Boeing’s Corpulent Hydrogen-Powered Drone Makes Its First Flight


Eventually it will fly for four days straight, making only water as its waste product. But a journey of four days starts with a few minutes, so the chubby PhantomEye’s first autonomous flight was under half an hour.

The aircraft took off June 1 from NASA’s Dryden Flight Research Center, climbed to 4,080 feet and cruised at 62 knots in a flight that lasted 28 minutes, Boeing said Tuesday. When it landed, the gear dug into the lakebed and broke.

But Boeing officials were glad to see their persistent intelligence demonstrator take off and fly on its own. It uses a liquid hydrogen propulsion system, which will allow it to fly at 65,000 feet for four days. It can carry a 450-pound payload, too, but its goal is continuous surveillance.

It’s hard to tell from the pictures, but its wingspan is enormous, spanning 150 feet. Here it is in a hangar before its props were attached.

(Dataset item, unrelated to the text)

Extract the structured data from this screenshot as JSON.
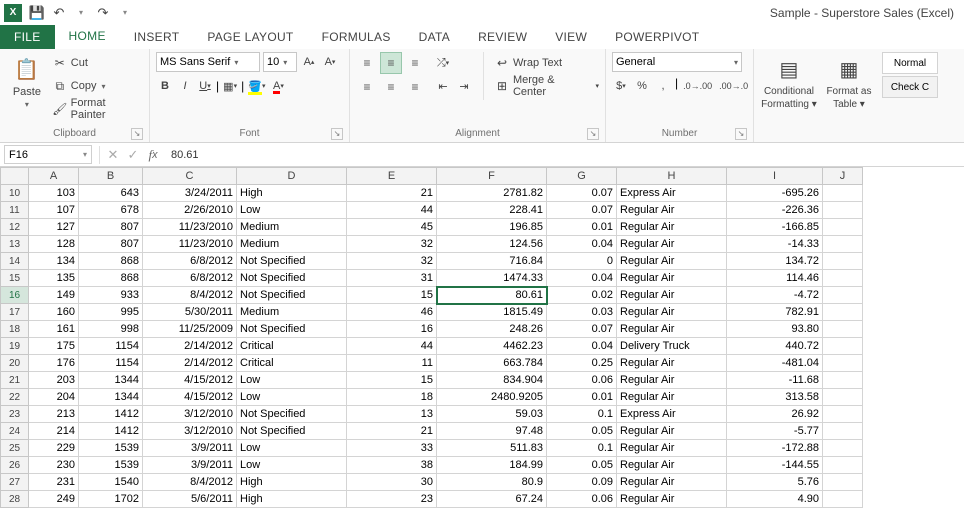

PhantomEye’s next task is a higher-altitude flight, Boeing said.